My favorite Chinese in a hotel has to be Yan Toh Heen at the Inter-Con. I have been a fan ever since I moved to HK more than 10 years ago, and the restaurant continues to deliver even after its name change as a result of hotel changing hands.
Second fav would be Golden Leaf at the Conrad. Haven't yet trid Long King Heen at Four Seasons.
Would avoid One Harbour Road at Grand Hyatt - heard many poor reviews lately. My last meal there in December wasn't great.
I agree with HK traveller's recommendation of Long King Heen in the 4 Season. Very nouveau and innovative with some of their dim sum items.
For Cantonese, I'd like to add Golden Leaf in the Conrad and Ming Court in the Langham Place Hotel to the list. Both I find serve better tasting food than Spring Moon.

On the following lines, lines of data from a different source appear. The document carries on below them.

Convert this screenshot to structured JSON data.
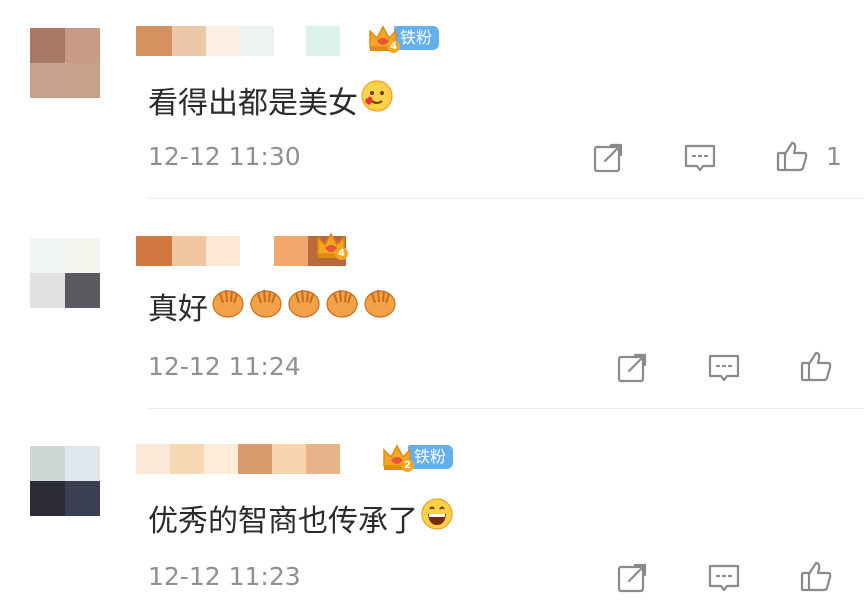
{
  "comments": [
    {
      "username_hidden": true,
      "crown_level": "4",
      "fan_badge": "铁粉",
      "text": "看得出都是美女",
      "emoji": "smiling-face-with-heart-icon",
      "time": "12-12 11:30",
      "likes": "1",
      "avatar_colors": [
        "#a87962",
        "#c89b86",
        "#c9a28e",
        "#c7a18a"
      ],
      "name_colors": [
        "#d3925f",
        "#ecc7a8",
        "#fbeee3",
        "#eef3f1",
        "#ddf2e8"
      ]
    },
    {
      "username_hidden": true,
      "crown_level": "4",
      "fan_badge": "",
      "text": "真好",
      "emoji": "clapping-hands-icon",
      "emoji_count": 5,
      "time": "12-12 11:24",
      "likes": "",
      "avatar_colors": [
        "#f2f6f2",
        "#f3f7ee",
        "#e2e2e2",
        "#5a5a60"
      ],
      "name_colors": [
        "#d07840",
        "#f1c6a2",
        "#fde9d6",
        "#f2a76f",
        "#b86a3d"
      ]
    },
    {
      "username_hidden": true,
      "crown_level": "2",
      "fan_badge": "铁粉",
      "text": "优秀的智商也传承了",
      "emoji": "grinning-face-icon",
      "time": "12-12 11:23",
      "likes": "",
      "avatar_colors": [
        "#cfd6d6",
        "#dfe6ec",
        "#2c2c38",
        "#3a3f52"
      ],
      "name_colors": [
        "#fbe8d6",
        "#f7d8b4",
        "#fdecd9",
        "#d99c6f",
        "#f8d5b0",
        "#e6b38b"
      ]
    }
  ],
  "actions": {
    "share": "share-icon",
    "comment": "comment-icon",
    "like": "thumbs-up-icon"
  },
  "colors": {
    "text": "#2b2b2b",
    "meta": "#8f8f8f",
    "fan_badge": "#63b0f0",
    "crown": "#f5a623"
  }
}
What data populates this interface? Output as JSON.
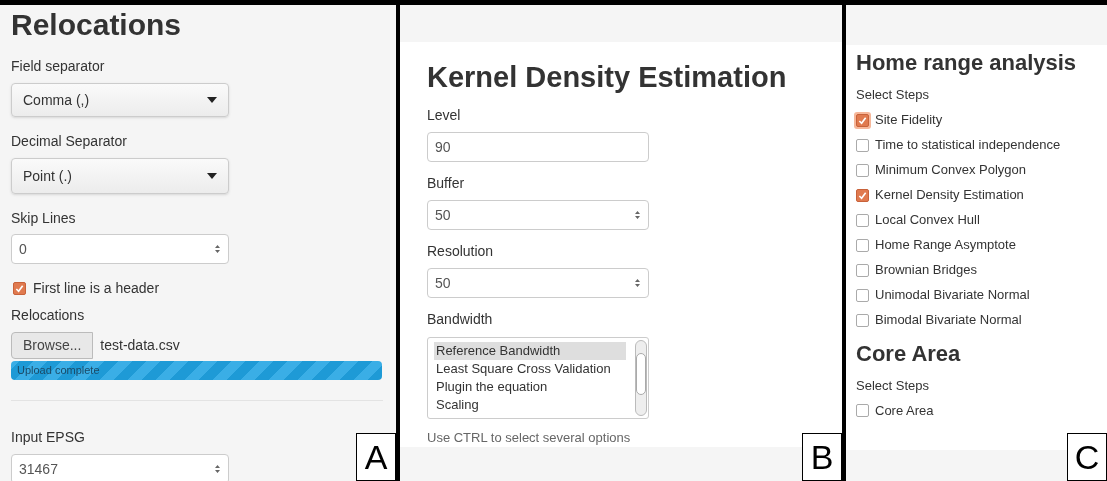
{
  "panel_a": {
    "label": "A",
    "title": "Relocations",
    "field_separator": {
      "label": "Field separator",
      "value": "Comma (,)"
    },
    "decimal_separator": {
      "label": "Decimal Separator",
      "value": "Point (.)"
    },
    "skip_lines": {
      "label": "Skip Lines",
      "value": "0"
    },
    "header_checkbox": {
      "label": "First line is a header",
      "checked": true
    },
    "file_input": {
      "label": "Relocations",
      "button": "Browse...",
      "file_name": "test-data.csv"
    },
    "upload_progress": {
      "text": "Upload complete",
      "level": 1
    },
    "input_epsg": {
      "label": "Input EPSG",
      "value": "31467"
    }
  },
  "panel_b": {
    "label": "B",
    "title": "Kernel Density Estimation",
    "fields": [
      {
        "label": "Level",
        "value": "90",
        "kind": "text"
      },
      {
        "label": "Buffer",
        "value": "50",
        "kind": "number"
      },
      {
        "label": "Resolution",
        "value": "50",
        "kind": "number"
      }
    ],
    "bandwidth": {
      "label": "Bandwidth",
      "options": [
        {
          "text": "Reference Bandwidth",
          "selected": true
        },
        {
          "text": "Least Square Cross Validation",
          "selected": false
        },
        {
          "text": "Plugin the equation",
          "selected": false
        },
        {
          "text": "Scaling",
          "selected": false
        }
      ],
      "help": "Use CTRL to select several options"
    }
  },
  "panel_c": {
    "label": "C",
    "sections": [
      {
        "title": "Home range analysis",
        "subtitle": "Select Steps",
        "steps": [
          {
            "label": "Site Fidelity",
            "checked": true,
            "focused": true
          },
          {
            "label": "Time to statistical independence",
            "checked": false,
            "focused": false
          },
          {
            "label": "Minimum Convex Polygon",
            "checked": false,
            "focused": false
          },
          {
            "label": "Kernel Density Estimation",
            "checked": true,
            "focused": false
          },
          {
            "label": "Local Convex Hull",
            "checked": false,
            "focused": false
          },
          {
            "label": "Home Range Asymptote",
            "checked": false,
            "focused": false
          },
          {
            "label": "Brownian Bridges",
            "checked": false,
            "focused": false
          },
          {
            "label": "Unimodal Bivariate Normal",
            "checked": false,
            "focused": false
          },
          {
            "label": "Bimodal Bivariate Normal",
            "checked": false,
            "focused": false
          }
        ]
      },
      {
        "title": "Core Area",
        "subtitle": "Select Steps",
        "steps": [
          {
            "label": "Core Area",
            "checked": false,
            "focused": false
          }
        ]
      }
    ]
  }
}
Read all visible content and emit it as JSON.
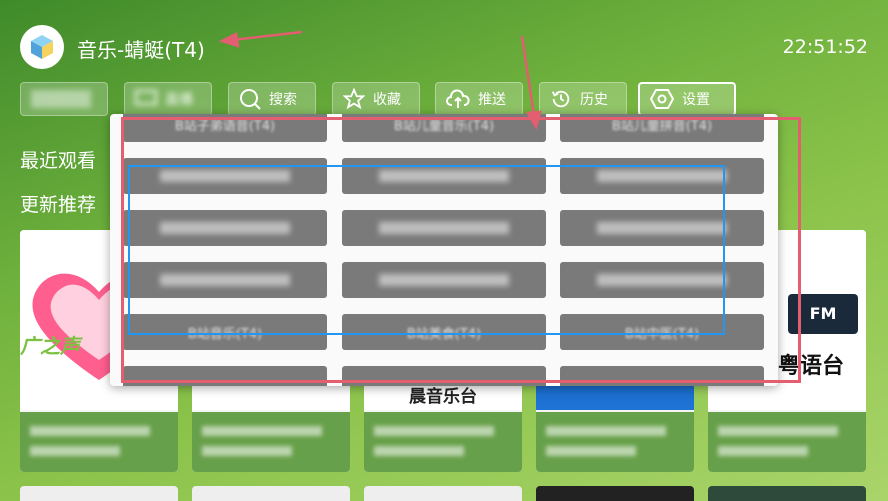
{
  "header": {
    "app_title": "音乐-蜻蜓(T4)",
    "clock": "22:51:52",
    "logo_icon": "cube-icon"
  },
  "toolbar": {
    "items": [
      {
        "label": "",
        "icon": "blurred-icon"
      },
      {
        "label": "直播",
        "icon": "tv-icon"
      },
      {
        "label": "搜索",
        "icon": "search-icon"
      },
      {
        "label": "收藏",
        "icon": "star-icon"
      },
      {
        "label": "推送",
        "icon": "cloud-upload-icon"
      },
      {
        "label": "历史",
        "icon": "history-icon"
      },
      {
        "label": "设置",
        "icon": "hexagon-settings-icon"
      }
    ]
  },
  "sections": {
    "recent": "最近观看",
    "recommend": "更新推荐"
  },
  "popup": {
    "row_top": [
      "B站子弟语音(T4)",
      "B站儿童音乐(T4)",
      "B站儿童拼音(T4)"
    ],
    "row_bottom": [
      "B站音乐(T4)",
      "B站美食(T4)",
      "B站中医(T4)"
    ]
  },
  "cards": {
    "texts": [
      "广之声",
      "粤语台",
      "FM",
      "晨音乐台"
    ]
  },
  "colors": {
    "annotation_red": "#e25e70",
    "annotation_blue": "#2196f3",
    "popup_button": "#7a7a7a"
  }
}
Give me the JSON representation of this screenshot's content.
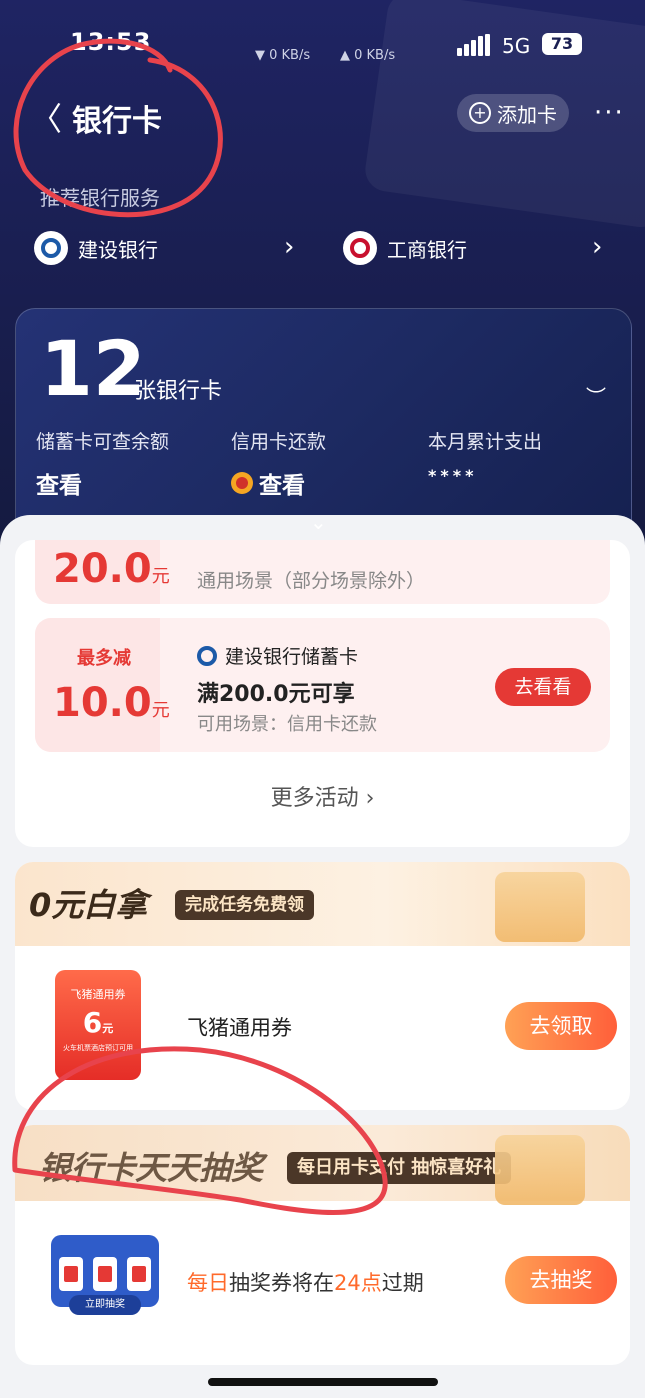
{
  "status_bar": {
    "time": "13:53",
    "net_down": "▼ 0 KB/s",
    "net_up": "▲ 0 KB/s",
    "network": "5G",
    "battery": "73"
  },
  "nav": {
    "back": "〈",
    "title": "银行卡",
    "add_card": "添加卡",
    "more": "···"
  },
  "recommend": {
    "label": "推荐银行服务",
    "banks": [
      {
        "name": "建设银行",
        "arrow": "›"
      },
      {
        "name": "工商银行",
        "arrow": "›"
      }
    ]
  },
  "summary": {
    "count": "12",
    "count_label": "张银行卡",
    "eye": "︶",
    "columns": [
      {
        "label": "储蓄卡可查余额",
        "value": "查看"
      },
      {
        "label": "信用卡还款",
        "value": "查看"
      },
      {
        "label": "本月累计支出",
        "value": "****"
      }
    ],
    "expand": "⌄"
  },
  "coupons": [
    {
      "amount": "20.0",
      "unit": "元",
      "scene": "通用场景（部分场景除外）"
    },
    {
      "max_label": "最多减",
      "amount": "10.0",
      "unit": "元",
      "bank": "建设银行储蓄卡",
      "condition": "满200.0元可享",
      "scene": "可用场景：信用卡还款",
      "button": "去看看"
    }
  ],
  "more_activities": "更多活动 ›",
  "free_section": {
    "title": "0元白拿",
    "tag": "完成任务免费领",
    "voucher_title": "飞猪通用券",
    "voucher_value": "6",
    "voucher_unit": "元",
    "voucher_sub": "火车机票酒店预订可用",
    "item_label": "飞猪通用券",
    "button": "去领取"
  },
  "lottery_section": {
    "title": "银行卡天天抽奖",
    "tag": "每日用卡支付 抽惊喜好礼",
    "machine_button": "立即抽奖",
    "text_pre": "每日",
    "text_mid": "抽奖券将在",
    "text_hl": "24点",
    "text_post": "过期",
    "button": "去抽奖"
  },
  "colors": {
    "accent": "#e53935",
    "orange": "#ff6a2b",
    "header_bg": "#1a1f52",
    "annotation": "#e8434c"
  }
}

Yes, Soupnoodles, I also think Springmoon has gone downhill or may be, they are just the same as before but got eclipsed by some of the up and coming ones like T'ang Court?
re: Charles Yu
My first post!
T'ang Court at the Langham Hotel actually opened up over 17 years ago.
Unfortunately, the hotel has changed names 3 or 4 times since I've been living here. If memory serves me correctly, they were one of the 1st restaurants to serve a whole chicken cooked the same way as Peking Duck!
Most of the staff have been there since day one and they always make you feel very welcome. It's our favorite restaurant to go to when we like to 'splash' out and buy dinner for a few friends.
We did visit Four Seasons last Easter Monday but didn't enjoy one little bit. Some dim sum dishes came out cooler than one would have expected for this class of establishment. They were quickly replaced though without any fuss.
Some of the customers though did tend to have 'pigeon eyes' thinking that they were better than the rest of the guests. I have no time for these people!
Love reading all the posts here and look forward to trying out Chicago eateries when I relocate in May.
I've had good experiences with the following: Yan Toh Heen in the Inter-Continental, sort of new-wave high end Cantonese, for both dinner and dim sum, though most of my visits were before the name change; dim sum at the Island Shangri-La, and, one of my favorites, T'ang Court at the Langham hotel in TST (not sure that's a 5 star hotel, but it seems fancy), for dinner. I've also had great dim sum at Spring Moon in the Peninsula as recently as last January, but there has been some word that the place has gone downhill of late, and have not returned to check it out.
I think you'll find that northern and Szechuan is rare in the 5 star hotels.